┌────────
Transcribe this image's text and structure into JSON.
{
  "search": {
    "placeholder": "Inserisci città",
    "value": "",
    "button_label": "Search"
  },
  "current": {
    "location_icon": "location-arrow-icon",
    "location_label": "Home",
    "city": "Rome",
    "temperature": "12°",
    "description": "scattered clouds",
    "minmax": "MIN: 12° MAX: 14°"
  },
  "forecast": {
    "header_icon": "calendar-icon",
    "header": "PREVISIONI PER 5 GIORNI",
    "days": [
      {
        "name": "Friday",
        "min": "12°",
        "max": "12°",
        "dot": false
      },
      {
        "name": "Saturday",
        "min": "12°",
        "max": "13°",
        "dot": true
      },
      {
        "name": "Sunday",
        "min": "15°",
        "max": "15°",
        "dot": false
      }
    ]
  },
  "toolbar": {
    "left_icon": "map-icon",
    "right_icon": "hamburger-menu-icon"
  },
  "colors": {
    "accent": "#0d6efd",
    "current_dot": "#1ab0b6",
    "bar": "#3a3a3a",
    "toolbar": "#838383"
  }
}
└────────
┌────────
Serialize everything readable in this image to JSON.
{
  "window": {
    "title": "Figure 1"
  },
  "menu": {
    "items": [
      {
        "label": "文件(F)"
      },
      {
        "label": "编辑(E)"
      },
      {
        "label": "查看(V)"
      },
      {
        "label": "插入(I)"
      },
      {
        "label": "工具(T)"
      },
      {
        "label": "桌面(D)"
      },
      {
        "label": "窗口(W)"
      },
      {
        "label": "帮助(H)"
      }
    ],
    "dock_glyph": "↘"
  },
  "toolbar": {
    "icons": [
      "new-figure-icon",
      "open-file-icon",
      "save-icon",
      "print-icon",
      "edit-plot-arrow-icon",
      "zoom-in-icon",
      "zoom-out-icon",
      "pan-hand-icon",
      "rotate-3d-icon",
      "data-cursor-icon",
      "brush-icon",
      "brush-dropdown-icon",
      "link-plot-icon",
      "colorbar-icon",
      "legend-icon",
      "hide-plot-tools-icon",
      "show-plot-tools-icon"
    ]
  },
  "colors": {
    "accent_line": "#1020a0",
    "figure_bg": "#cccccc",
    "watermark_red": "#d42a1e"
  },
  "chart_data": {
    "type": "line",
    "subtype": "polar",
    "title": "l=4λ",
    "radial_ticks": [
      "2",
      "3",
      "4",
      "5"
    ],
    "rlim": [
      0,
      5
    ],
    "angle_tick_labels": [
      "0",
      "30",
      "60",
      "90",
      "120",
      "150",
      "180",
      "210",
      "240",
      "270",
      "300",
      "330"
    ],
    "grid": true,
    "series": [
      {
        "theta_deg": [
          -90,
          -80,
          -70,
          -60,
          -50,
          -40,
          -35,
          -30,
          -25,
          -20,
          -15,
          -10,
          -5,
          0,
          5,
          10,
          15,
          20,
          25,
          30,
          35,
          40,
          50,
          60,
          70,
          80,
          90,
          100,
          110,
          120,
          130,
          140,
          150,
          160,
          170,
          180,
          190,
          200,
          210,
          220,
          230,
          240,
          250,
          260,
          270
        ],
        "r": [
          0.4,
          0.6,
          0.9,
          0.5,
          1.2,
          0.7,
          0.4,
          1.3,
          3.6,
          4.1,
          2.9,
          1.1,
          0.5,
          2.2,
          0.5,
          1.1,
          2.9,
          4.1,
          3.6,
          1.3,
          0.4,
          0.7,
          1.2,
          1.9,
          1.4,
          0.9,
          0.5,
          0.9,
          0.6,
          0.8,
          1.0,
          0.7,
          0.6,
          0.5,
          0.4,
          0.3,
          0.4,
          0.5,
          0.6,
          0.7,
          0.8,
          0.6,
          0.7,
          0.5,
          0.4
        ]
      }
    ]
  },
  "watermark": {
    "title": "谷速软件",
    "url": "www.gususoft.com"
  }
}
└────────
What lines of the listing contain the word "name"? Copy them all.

        "name": "Friday",
        "name": "Saturday",
        "name": "Sunday",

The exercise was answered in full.